Thursday, June 11, 2015
Rapid Reviews: Love & Mercy and Insidious: Chapter 3
The Beach Boys have been a lifelong favorite of mine ever since I was a child singing along to "Kokomo" from their 1989 Still Cruisin' album. The band's song-writing visionary, Brian Wilson, is a master of orchestral arrangements and vocal harmonies who's repeatedly proclaimed that his brilliant ideas spawn from the music he hears in his head. Needless to say, Wilson's admitted history of audio-hallucinations and multi-year recluse lifestyle in the 1970s landed him on the doorstep of radical therapist, Dr. Eugene Landy, which sets the table for Bill Pohlad's newly released musical biography, Love & Mercy.
As a non-chronological examination of the songwriting icon, Brian Wilson (played by Paul Dano and John Cusack), Love & Mercy tackles one of the most bizarre real-life stories of manipulation. Wilson pushes musical boundaries when he produces Pet Sounds, what would become one of the greatest rock albums ever written, but the repercussions of his psychedelic drug use cripples his psyche and makes him extremely vulnerable. Years later, his most trusted confidant, Dr. Landy (Paul Giamatti), has brainwashed Wilson and taken complete control over every aspect of the musician's life. All until Brian meets a spirited woman, Melinda Ledbetter (Elizabeth Banks), who discovers Landy's unnatural stranglehold and tries desperately to open Brian's eyes to this unsettling reality.
Love & Mercy is a surprisingly artistic biopic that jumps back and forth between the rise of Wilson's creative emergence and his over-medicated, prison-like lifestyle during the 1980s. Despite the film's erratic maneuvering between timelines that never feels as fluid as it should, engrossing performances from both Paul Dano and John Cusack keep the audience entangled in this peculiar true story. Fans of The Beach Boys, and more particularly Pet Sounds, will find themselves completely enamored by the film's 1960s storyline, even though John Cusack's portion of the feature feels barren and incomplete. Perhaps the most interesting story lies somewhere in between these over a decade-spread chunks of Wilson's life. Either way, Love & Mercy is an unevenly paced, yet still still effective, piece of dramatic filmmaking.
Stars: 2 and a half stars out of 4
Horror guru James Wan, director of Saw and The Conjuring, introduced us to the franchise's origin, Insidious, back in 2010. A handful of years and two films later, Wan has jumped ship while the original creator, writer Leigh Whannell, has taken a seat in the director's chair. And how did Whannell expect to re-brand this horror franchise? The new visionary takes audiences back to where it all began with the prequel, Insidious: Chapter 3.

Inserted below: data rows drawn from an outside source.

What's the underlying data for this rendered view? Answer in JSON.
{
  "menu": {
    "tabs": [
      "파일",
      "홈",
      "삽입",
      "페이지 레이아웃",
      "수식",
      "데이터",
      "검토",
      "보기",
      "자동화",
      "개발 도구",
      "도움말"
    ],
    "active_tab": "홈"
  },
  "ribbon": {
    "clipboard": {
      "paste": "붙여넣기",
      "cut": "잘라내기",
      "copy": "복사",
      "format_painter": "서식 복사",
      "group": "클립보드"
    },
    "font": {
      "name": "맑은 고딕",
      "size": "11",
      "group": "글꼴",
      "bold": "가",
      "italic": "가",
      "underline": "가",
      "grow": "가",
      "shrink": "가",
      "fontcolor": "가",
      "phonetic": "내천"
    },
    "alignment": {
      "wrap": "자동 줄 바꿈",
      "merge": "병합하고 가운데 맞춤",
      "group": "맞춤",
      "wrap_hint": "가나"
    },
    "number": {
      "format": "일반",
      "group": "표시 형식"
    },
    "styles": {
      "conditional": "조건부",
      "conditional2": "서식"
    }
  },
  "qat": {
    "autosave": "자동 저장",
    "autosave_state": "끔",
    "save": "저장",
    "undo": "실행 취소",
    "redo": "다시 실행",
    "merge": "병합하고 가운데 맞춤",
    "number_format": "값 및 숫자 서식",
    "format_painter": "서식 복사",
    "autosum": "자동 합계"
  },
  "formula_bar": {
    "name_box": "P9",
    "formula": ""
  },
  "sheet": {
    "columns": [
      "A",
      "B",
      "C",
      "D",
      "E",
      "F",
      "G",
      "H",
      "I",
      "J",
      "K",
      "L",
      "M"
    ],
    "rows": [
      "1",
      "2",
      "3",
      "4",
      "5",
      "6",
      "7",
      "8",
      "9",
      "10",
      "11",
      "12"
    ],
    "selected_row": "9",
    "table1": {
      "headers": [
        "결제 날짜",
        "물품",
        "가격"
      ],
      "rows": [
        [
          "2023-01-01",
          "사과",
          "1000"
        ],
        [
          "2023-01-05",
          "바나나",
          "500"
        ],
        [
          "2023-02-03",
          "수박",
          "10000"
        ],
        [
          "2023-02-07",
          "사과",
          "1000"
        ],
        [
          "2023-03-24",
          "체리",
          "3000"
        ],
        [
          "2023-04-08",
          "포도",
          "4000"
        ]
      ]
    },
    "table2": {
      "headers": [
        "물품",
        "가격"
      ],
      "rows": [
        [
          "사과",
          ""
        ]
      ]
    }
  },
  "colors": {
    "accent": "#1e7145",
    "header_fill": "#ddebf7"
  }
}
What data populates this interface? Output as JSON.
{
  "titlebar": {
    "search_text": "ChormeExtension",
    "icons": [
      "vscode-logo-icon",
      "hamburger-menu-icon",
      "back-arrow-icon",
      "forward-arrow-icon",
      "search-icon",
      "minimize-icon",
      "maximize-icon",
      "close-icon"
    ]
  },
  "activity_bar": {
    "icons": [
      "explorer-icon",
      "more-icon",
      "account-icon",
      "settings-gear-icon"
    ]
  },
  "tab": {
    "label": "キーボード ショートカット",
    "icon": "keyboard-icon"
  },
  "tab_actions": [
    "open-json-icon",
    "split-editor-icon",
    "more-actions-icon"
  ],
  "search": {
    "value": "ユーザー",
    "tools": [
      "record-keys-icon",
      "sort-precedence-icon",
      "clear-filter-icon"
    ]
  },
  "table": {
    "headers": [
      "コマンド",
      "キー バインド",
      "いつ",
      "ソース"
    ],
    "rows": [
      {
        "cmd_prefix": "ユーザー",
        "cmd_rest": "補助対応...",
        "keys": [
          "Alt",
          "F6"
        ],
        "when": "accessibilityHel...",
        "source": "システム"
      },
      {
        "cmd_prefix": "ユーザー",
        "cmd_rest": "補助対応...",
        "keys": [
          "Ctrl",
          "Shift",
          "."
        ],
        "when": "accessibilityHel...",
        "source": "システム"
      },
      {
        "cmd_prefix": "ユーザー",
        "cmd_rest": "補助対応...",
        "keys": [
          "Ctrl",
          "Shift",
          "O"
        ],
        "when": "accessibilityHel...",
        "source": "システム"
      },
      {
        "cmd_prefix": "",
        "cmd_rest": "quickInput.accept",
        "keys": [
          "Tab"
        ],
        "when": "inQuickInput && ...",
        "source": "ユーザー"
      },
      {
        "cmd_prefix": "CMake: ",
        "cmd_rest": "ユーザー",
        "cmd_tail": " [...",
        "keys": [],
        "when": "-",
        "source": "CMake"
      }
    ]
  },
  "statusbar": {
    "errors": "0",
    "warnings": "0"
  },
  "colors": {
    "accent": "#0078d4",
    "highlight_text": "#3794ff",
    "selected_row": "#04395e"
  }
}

Before the Lambert family was even in the picture, gifted paranormal psychic, Elise Rainier (played by Lin Shaye), is visited by a high school teenager named Quinn (Stefanie Scott) who recently lost her mother to cancer. Together they call out to the dead only to discover a dangerous spirit attempting to attach itself to the young girl. Despite Elise's most emphatic demands to put an end to trying to contact her mother, Quinn finds herself in the clutches of an evil demon.
As someone who was outspokenly against the original Insidious, I decided to give the franchise another shot at redemption. Unfortunately, we're given more of the same. While Chapter 3 plays very well during its more intense moments and offers a strong collection of solid scares, every aspect of the film that takes place in between these frightful scenes is absolute garbage. Venturing deeper into "The Further" does nothing but weaken the effectiveness of the story and culminates into a laughable finale. Co-star Dermot Mulroney can't be taken seriously in any role and moviegoers need to start avoiding this unflattering horror franchise all together.
Stars: 1 and a half stars out of 4